Well it turns out I can! Who knew? It's only been
It was our last weekend together before they head South for the winter, whilst visiting grand babies en route. As it turned out it was opening weekend of clam season too, he just happened to slip into several phone conversations as the weekend approached. So it was no surprise that upon entering town, I was whisked off to the hardware store for my license. Then off to the homestead for a pre-dig lunch, with enough time to jump into our clamming costumes (which for me included about 100 pounds of clothing consisting of 5 layers of tops alone ... did I mention I hate being cold?).
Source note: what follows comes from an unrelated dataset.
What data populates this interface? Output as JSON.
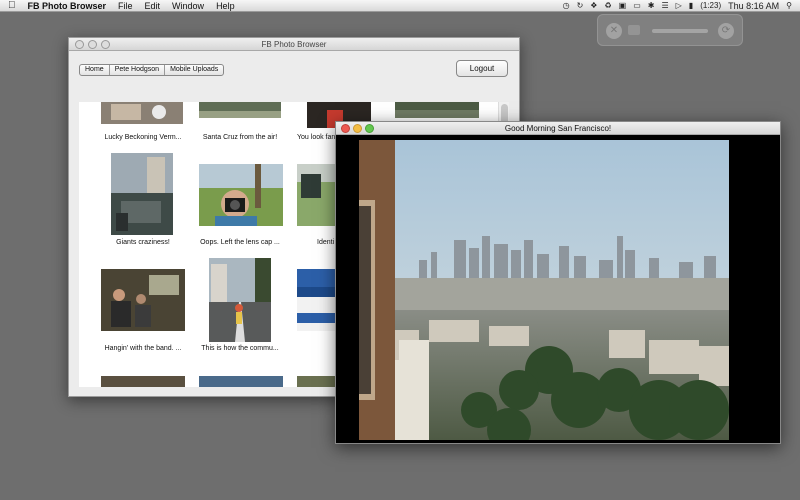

Can I just take a moment to praise God for afternoon digs?! I never knew such a thing existed! Where were these when I was bounced out of bed before dawn in my childhood to brave the windy beaches as a 50 lb. icicle getting blown down the beach, knocked over, or taking the ever annoying wave over the boot?! Ok, so maybe those experiences were character building (the jury's still out on that one), and it's not like it put me totally off the dig ... just on a 20 year hiatus. Though I have to say I enjoy evening digs much more than morning digs, then again I enjoy Fall more than Spring, and maybe that has a little to do with it too.
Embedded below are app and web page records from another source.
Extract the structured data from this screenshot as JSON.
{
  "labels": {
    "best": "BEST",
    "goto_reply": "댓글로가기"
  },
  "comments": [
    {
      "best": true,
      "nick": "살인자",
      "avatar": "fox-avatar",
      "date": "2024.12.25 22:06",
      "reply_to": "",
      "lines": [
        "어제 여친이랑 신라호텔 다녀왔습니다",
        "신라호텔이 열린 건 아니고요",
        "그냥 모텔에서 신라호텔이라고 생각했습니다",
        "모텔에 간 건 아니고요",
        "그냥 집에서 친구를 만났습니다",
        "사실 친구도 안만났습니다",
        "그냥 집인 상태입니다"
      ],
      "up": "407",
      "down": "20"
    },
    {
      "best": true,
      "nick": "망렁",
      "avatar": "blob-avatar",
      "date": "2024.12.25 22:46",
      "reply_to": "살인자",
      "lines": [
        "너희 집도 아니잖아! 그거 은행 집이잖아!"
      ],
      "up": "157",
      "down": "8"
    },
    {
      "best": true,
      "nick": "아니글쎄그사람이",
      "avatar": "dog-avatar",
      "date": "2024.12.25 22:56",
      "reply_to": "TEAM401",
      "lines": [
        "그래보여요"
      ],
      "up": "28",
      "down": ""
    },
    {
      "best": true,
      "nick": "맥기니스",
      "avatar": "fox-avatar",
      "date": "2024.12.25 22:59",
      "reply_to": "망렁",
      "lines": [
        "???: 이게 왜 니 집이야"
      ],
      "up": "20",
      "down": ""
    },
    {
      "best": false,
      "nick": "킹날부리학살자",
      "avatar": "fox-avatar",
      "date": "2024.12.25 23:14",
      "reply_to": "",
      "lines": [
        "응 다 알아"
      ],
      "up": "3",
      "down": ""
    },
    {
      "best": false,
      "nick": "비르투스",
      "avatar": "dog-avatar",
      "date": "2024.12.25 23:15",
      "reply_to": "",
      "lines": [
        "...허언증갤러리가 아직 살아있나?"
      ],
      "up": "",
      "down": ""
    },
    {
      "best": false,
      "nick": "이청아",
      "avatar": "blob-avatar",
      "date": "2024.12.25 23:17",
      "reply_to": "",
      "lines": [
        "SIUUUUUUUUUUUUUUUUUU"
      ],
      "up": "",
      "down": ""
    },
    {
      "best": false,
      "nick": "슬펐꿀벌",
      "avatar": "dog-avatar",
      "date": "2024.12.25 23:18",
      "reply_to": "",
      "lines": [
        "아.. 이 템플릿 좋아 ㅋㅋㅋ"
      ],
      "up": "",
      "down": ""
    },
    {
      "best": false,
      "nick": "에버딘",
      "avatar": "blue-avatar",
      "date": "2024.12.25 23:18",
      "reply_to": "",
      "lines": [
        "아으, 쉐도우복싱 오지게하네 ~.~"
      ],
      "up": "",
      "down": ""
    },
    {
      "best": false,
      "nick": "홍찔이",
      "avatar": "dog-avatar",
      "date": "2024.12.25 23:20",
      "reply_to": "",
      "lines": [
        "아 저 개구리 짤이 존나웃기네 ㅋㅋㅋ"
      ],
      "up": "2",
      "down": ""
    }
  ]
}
I can't lie though, I had an absolute blast this time. That alone was worth the wait, to actually be able to enjoy it (even in pouring rain!). That's not to say that I never had fun going as a kid. I remember going to certain beaches for steamer clams and thinking this digging business was SO easy (direct attention to rule in paragraph 2). I didn't realize there was a lot more involved than just running your hands through soft sand and picking up 6 or 7 clams at a time. I'm sure Dad must've had as much fun hiding them there for me as I did finding them. I was never big enough, or really quick enough for the razor clams, when they hear you coming they scram! But I was reminded of the time Dad was bent over going for one, and he'd look up to keep track of me, and saw me just messing around with a shovel in the dry sand. Pretty soon he looks back up and sees me digging away, but he goes back to his business only to look up once more to see (in his words) "POP! Out comes a clam just as big as can be! HAHAHA!" But this trip was easily the best I've ever had. We were graced with pretty decent weather all three days of digging and even though the first evening out was a complete monsoon we were never cold, and the days only got increasingly better. Until we finally had days like this:
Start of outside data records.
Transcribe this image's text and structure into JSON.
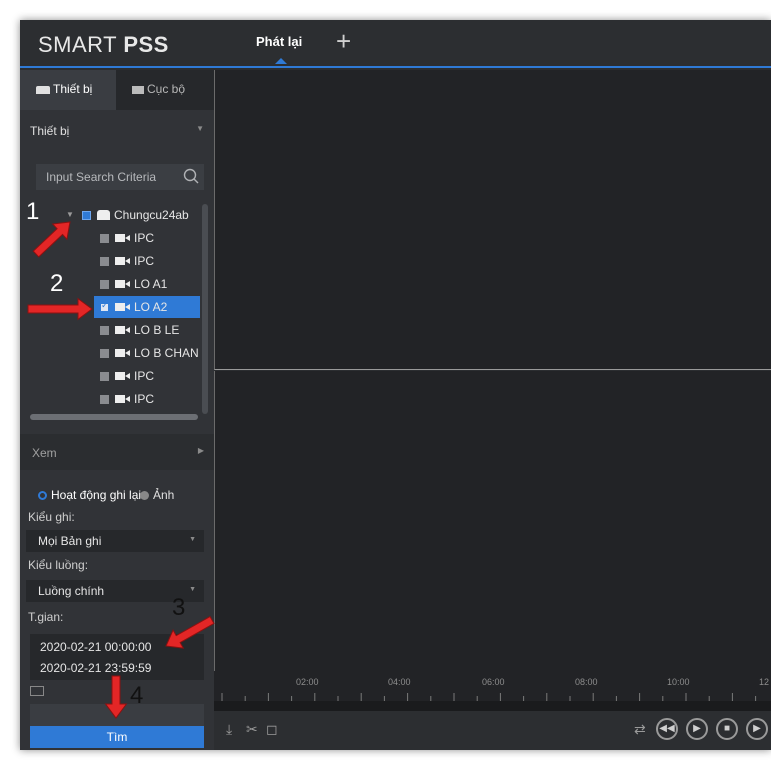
{
  "app": {
    "title_light": "SMART ",
    "title_bold": "PSS",
    "tab_playback": "Phát lại",
    "add_tab": "+"
  },
  "left_panel": {
    "tabs": [
      {
        "label": "Thiết bị",
        "icon": "device-icon",
        "active": true
      },
      {
        "label": "Cục bộ",
        "icon": "monitor-icon",
        "active": false
      }
    ],
    "device_dropdown": "Thiết bị",
    "search_placeholder": "Input Search Criteria",
    "tree": {
      "root": {
        "label": "Chungcu24ab",
        "checked": "partial"
      },
      "children": [
        {
          "label": "IPC",
          "checked": false
        },
        {
          "label": "IPC",
          "checked": false
        },
        {
          "label": "LO A1",
          "checked": false
        },
        {
          "label": "LO A2",
          "checked": true
        },
        {
          "label": "LO B LE",
          "checked": false
        },
        {
          "label": "LO B CHAN",
          "checked": false
        },
        {
          "label": "IPC",
          "checked": false
        },
        {
          "label": "IPC",
          "checked": false
        }
      ]
    },
    "view_section": "Xem",
    "record_type_options": [
      {
        "label": "Hoạt động ghi lại",
        "selected": true
      },
      {
        "label": "Ảnh",
        "selected": false
      }
    ],
    "record_kind_label": "Kiểu ghi:",
    "record_kind_value": "Mọi Bản ghi",
    "stream_label": "Kiểu luồng:",
    "stream_value": "Luồng chính",
    "time_label": "T.gian:",
    "time_start": "2020-02-21 00:00:00",
    "time_end": "2020-02-21 23:59:59",
    "search_button": "Tìm"
  },
  "timeline": {
    "ticks": [
      "02:00",
      "04:00",
      "06:00",
      "08:00",
      "10:00",
      "12"
    ]
  },
  "annotations": {
    "n1": "1",
    "n2": "2",
    "n3": "3",
    "n4": "4",
    "arrow_color": "#e32626"
  },
  "colors": {
    "accent": "#2f7ad6",
    "background": "#2b2d30"
  }
}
Which, maybe doesn't look like much, but it was lovely. It was warm, and mild, and everything felt soft except for the wet, packed sand, but when everything glowed in a thick layer of diffused sunlight there was something soft about it as well. It was almost a shame we were able to get our limits so quickly, it would've made for a nice evening picnic on the beach had we stayed longer. But I think we were all eager to get back to a cozy home, soak our little friends, and wash the sand out of our ... everything!
The only thing left to do was pull this little guy up ... the last clam of the day ... though I believe I
was in the lead at one point, but who's counting? I usually don't do well with the teacher looking over my shoulder, but I guess that's something I've outgrown.
I learned a lot this weekend, for one, that thing I'm holding is called a clam gun. I've never used one before this (designated shovel holder), and yes it was harder than it looks. I also learned that I'm willing to wear so many layers I look like the Michelin Man in order to avoid being cold, and wet, and honestly looking fluffier than usual didn't bother me, what did was trying to bend my knees in order to sit in the back seat of the truck. I learned more about my dad, I think I do every time, he's still got a few surprises left. I enjoyed the quiet times, and late nights looking through his box of old pictures, and sharing stories, and listening to the ones I didn't know, and looking as he named countless strangers off to me. I learned a few new recipes, and some old ones from a well used cook book that had belonged to his mother. I think I was told about 100 things to do with zucchini, which will come in handy since I have two Godzilla sized zucchinis staring at me in my kitchen. I also learned that relationships are what you choose them to be, ok, maybe I didn't just learn that, but maybe I was reminded. It's funny, oftentimes people think they just sort of happen, like out of the blue. They don't. They take a lot of hard work, and sometimes you have to roll up your sleeves and be willing to get dirty, and other times you need to know when to relax. It's knowing when to do each of these things that can be the confusing part sometimes.
Wow, who knew clam digging could be so philosophical?
I feel like I see things differently now, like they are in better focus than they used to be. Sometimes a bit harsh, or jagged, but clearer for sure. If I walked around in fuzziness throughout my life I would miss things like this beautiful weekend ...
... and that's just not going to happen!
Here's to a safe trip for Dad & Patty, I hope they found our time to be a lovely send off.